» REQUIRED ACTION
Leave out the pictures and print the records below exactly.

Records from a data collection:
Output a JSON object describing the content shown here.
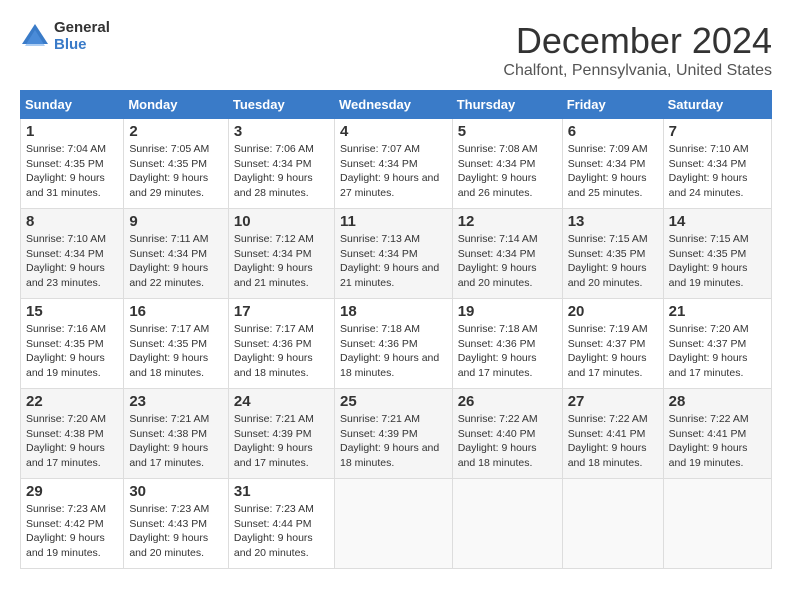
{
  "logo": {
    "line1": "General",
    "line2": "Blue"
  },
  "title": "December 2024",
  "subtitle": "Chalfont, Pennsylvania, United States",
  "days_header": [
    "Sunday",
    "Monday",
    "Tuesday",
    "Wednesday",
    "Thursday",
    "Friday",
    "Saturday"
  ],
  "weeks": [
    [
      {
        "day": 1,
        "sunrise": "7:04 AM",
        "sunset": "4:35 PM",
        "daylight": "9 hours and 31 minutes."
      },
      {
        "day": 2,
        "sunrise": "7:05 AM",
        "sunset": "4:35 PM",
        "daylight": "9 hours and 29 minutes."
      },
      {
        "day": 3,
        "sunrise": "7:06 AM",
        "sunset": "4:34 PM",
        "daylight": "9 hours and 28 minutes."
      },
      {
        "day": 4,
        "sunrise": "7:07 AM",
        "sunset": "4:34 PM",
        "daylight": "9 hours and 27 minutes."
      },
      {
        "day": 5,
        "sunrise": "7:08 AM",
        "sunset": "4:34 PM",
        "daylight": "9 hours and 26 minutes."
      },
      {
        "day": 6,
        "sunrise": "7:09 AM",
        "sunset": "4:34 PM",
        "daylight": "9 hours and 25 minutes."
      },
      {
        "day": 7,
        "sunrise": "7:10 AM",
        "sunset": "4:34 PM",
        "daylight": "9 hours and 24 minutes."
      }
    ],
    [
      {
        "day": 8,
        "sunrise": "7:10 AM",
        "sunset": "4:34 PM",
        "daylight": "9 hours and 23 minutes."
      },
      {
        "day": 9,
        "sunrise": "7:11 AM",
        "sunset": "4:34 PM",
        "daylight": "9 hours and 22 minutes."
      },
      {
        "day": 10,
        "sunrise": "7:12 AM",
        "sunset": "4:34 PM",
        "daylight": "9 hours and 21 minutes."
      },
      {
        "day": 11,
        "sunrise": "7:13 AM",
        "sunset": "4:34 PM",
        "daylight": "9 hours and 21 minutes."
      },
      {
        "day": 12,
        "sunrise": "7:14 AM",
        "sunset": "4:34 PM",
        "daylight": "9 hours and 20 minutes."
      },
      {
        "day": 13,
        "sunrise": "7:15 AM",
        "sunset": "4:35 PM",
        "daylight": "9 hours and 20 minutes."
      },
      {
        "day": 14,
        "sunrise": "7:15 AM",
        "sunset": "4:35 PM",
        "daylight": "9 hours and 19 minutes."
      }
    ],
    [
      {
        "day": 15,
        "sunrise": "7:16 AM",
        "sunset": "4:35 PM",
        "daylight": "9 hours and 19 minutes."
      },
      {
        "day": 16,
        "sunrise": "7:17 AM",
        "sunset": "4:35 PM",
        "daylight": "9 hours and 18 minutes."
      },
      {
        "day": 17,
        "sunrise": "7:17 AM",
        "sunset": "4:36 PM",
        "daylight": "9 hours and 18 minutes."
      },
      {
        "day": 18,
        "sunrise": "7:18 AM",
        "sunset": "4:36 PM",
        "daylight": "9 hours and 18 minutes."
      },
      {
        "day": 19,
        "sunrise": "7:18 AM",
        "sunset": "4:36 PM",
        "daylight": "9 hours and 17 minutes."
      },
      {
        "day": 20,
        "sunrise": "7:19 AM",
        "sunset": "4:37 PM",
        "daylight": "9 hours and 17 minutes."
      },
      {
        "day": 21,
        "sunrise": "7:20 AM",
        "sunset": "4:37 PM",
        "daylight": "9 hours and 17 minutes."
      }
    ],
    [
      {
        "day": 22,
        "sunrise": "7:20 AM",
        "sunset": "4:38 PM",
        "daylight": "9 hours and 17 minutes."
      },
      {
        "day": 23,
        "sunrise": "7:21 AM",
        "sunset": "4:38 PM",
        "daylight": "9 hours and 17 minutes."
      },
      {
        "day": 24,
        "sunrise": "7:21 AM",
        "sunset": "4:39 PM",
        "daylight": "9 hours and 17 minutes."
      },
      {
        "day": 25,
        "sunrise": "7:21 AM",
        "sunset": "4:39 PM",
        "daylight": "9 hours and 18 minutes."
      },
      {
        "day": 26,
        "sunrise": "7:22 AM",
        "sunset": "4:40 PM",
        "daylight": "9 hours and 18 minutes."
      },
      {
        "day": 27,
        "sunrise": "7:22 AM",
        "sunset": "4:41 PM",
        "daylight": "9 hours and 18 minutes."
      },
      {
        "day": 28,
        "sunrise": "7:22 AM",
        "sunset": "4:41 PM",
        "daylight": "9 hours and 19 minutes."
      }
    ],
    [
      {
        "day": 29,
        "sunrise": "7:23 AM",
        "sunset": "4:42 PM",
        "daylight": "9 hours and 19 minutes."
      },
      {
        "day": 30,
        "sunrise": "7:23 AM",
        "sunset": "4:43 PM",
        "daylight": "9 hours and 20 minutes."
      },
      {
        "day": 31,
        "sunrise": "7:23 AM",
        "sunset": "4:44 PM",
        "daylight": "9 hours and 20 minutes."
      },
      null,
      null,
      null,
      null
    ]
  ]
}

» RESPONSE BELOW
Output a JSON object describing the content shown here.
{
  "logo": {
    "line1": "General",
    "line2": "Blue"
  },
  "title": "December 2024",
  "subtitle": "Chalfont, Pennsylvania, United States",
  "days_header": [
    "Sunday",
    "Monday",
    "Tuesday",
    "Wednesday",
    "Thursday",
    "Friday",
    "Saturday"
  ],
  "weeks": [
    [
      {
        "day": 1,
        "sunrise": "7:04 AM",
        "sunset": "4:35 PM",
        "daylight": "9 hours and 31 minutes."
      },
      {
        "day": 2,
        "sunrise": "7:05 AM",
        "sunset": "4:35 PM",
        "daylight": "9 hours and 29 minutes."
      },
      {
        "day": 3,
        "sunrise": "7:06 AM",
        "sunset": "4:34 PM",
        "daylight": "9 hours and 28 minutes."
      },
      {
        "day": 4,
        "sunrise": "7:07 AM",
        "sunset": "4:34 PM",
        "daylight": "9 hours and 27 minutes."
      },
      {
        "day": 5,
        "sunrise": "7:08 AM",
        "sunset": "4:34 PM",
        "daylight": "9 hours and 26 minutes."
      },
      {
        "day": 6,
        "sunrise": "7:09 AM",
        "sunset": "4:34 PM",
        "daylight": "9 hours and 25 minutes."
      },
      {
        "day": 7,
        "sunrise": "7:10 AM",
        "sunset": "4:34 PM",
        "daylight": "9 hours and 24 minutes."
      }
    ],
    [
      {
        "day": 8,
        "sunrise": "7:10 AM",
        "sunset": "4:34 PM",
        "daylight": "9 hours and 23 minutes."
      },
      {
        "day": 9,
        "sunrise": "7:11 AM",
        "sunset": "4:34 PM",
        "daylight": "9 hours and 22 minutes."
      },
      {
        "day": 10,
        "sunrise": "7:12 AM",
        "sunset": "4:34 PM",
        "daylight": "9 hours and 21 minutes."
      },
      {
        "day": 11,
        "sunrise": "7:13 AM",
        "sunset": "4:34 PM",
        "daylight": "9 hours and 21 minutes."
      },
      {
        "day": 12,
        "sunrise": "7:14 AM",
        "sunset": "4:34 PM",
        "daylight": "9 hours and 20 minutes."
      },
      {
        "day": 13,
        "sunrise": "7:15 AM",
        "sunset": "4:35 PM",
        "daylight": "9 hours and 20 minutes."
      },
      {
        "day": 14,
        "sunrise": "7:15 AM",
        "sunset": "4:35 PM",
        "daylight": "9 hours and 19 minutes."
      }
    ],
    [
      {
        "day": 15,
        "sunrise": "7:16 AM",
        "sunset": "4:35 PM",
        "daylight": "9 hours and 19 minutes."
      },
      {
        "day": 16,
        "sunrise": "7:17 AM",
        "sunset": "4:35 PM",
        "daylight": "9 hours and 18 minutes."
      },
      {
        "day": 17,
        "sunrise": "7:17 AM",
        "sunset": "4:36 PM",
        "daylight": "9 hours and 18 minutes."
      },
      {
        "day": 18,
        "sunrise": "7:18 AM",
        "sunset": "4:36 PM",
        "daylight": "9 hours and 18 minutes."
      },
      {
        "day": 19,
        "sunrise": "7:18 AM",
        "sunset": "4:36 PM",
        "daylight": "9 hours and 17 minutes."
      },
      {
        "day": 20,
        "sunrise": "7:19 AM",
        "sunset": "4:37 PM",
        "daylight": "9 hours and 17 minutes."
      },
      {
        "day": 21,
        "sunrise": "7:20 AM",
        "sunset": "4:37 PM",
        "daylight": "9 hours and 17 minutes."
      }
    ],
    [
      {
        "day": 22,
        "sunrise": "7:20 AM",
        "sunset": "4:38 PM",
        "daylight": "9 hours and 17 minutes."
      },
      {
        "day": 23,
        "sunrise": "7:21 AM",
        "sunset": "4:38 PM",
        "daylight": "9 hours and 17 minutes."
      },
      {
        "day": 24,
        "sunrise": "7:21 AM",
        "sunset": "4:39 PM",
        "daylight": "9 hours and 17 minutes."
      },
      {
        "day": 25,
        "sunrise": "7:21 AM",
        "sunset": "4:39 PM",
        "daylight": "9 hours and 18 minutes."
      },
      {
        "day": 26,
        "sunrise": "7:22 AM",
        "sunset": "4:40 PM",
        "daylight": "9 hours and 18 minutes."
      },
      {
        "day": 27,
        "sunrise": "7:22 AM",
        "sunset": "4:41 PM",
        "daylight": "9 hours and 18 minutes."
      },
      {
        "day": 28,
        "sunrise": "7:22 AM",
        "sunset": "4:41 PM",
        "daylight": "9 hours and 19 minutes."
      }
    ],
    [
      {
        "day": 29,
        "sunrise": "7:23 AM",
        "sunset": "4:42 PM",
        "daylight": "9 hours and 19 minutes."
      },
      {
        "day": 30,
        "sunrise": "7:23 AM",
        "sunset": "4:43 PM",
        "daylight": "9 hours and 20 minutes."
      },
      {
        "day": 31,
        "sunrise": "7:23 AM",
        "sunset": "4:44 PM",
        "daylight": "9 hours and 20 minutes."
      },
      null,
      null,
      null,
      null
    ]
  ]
}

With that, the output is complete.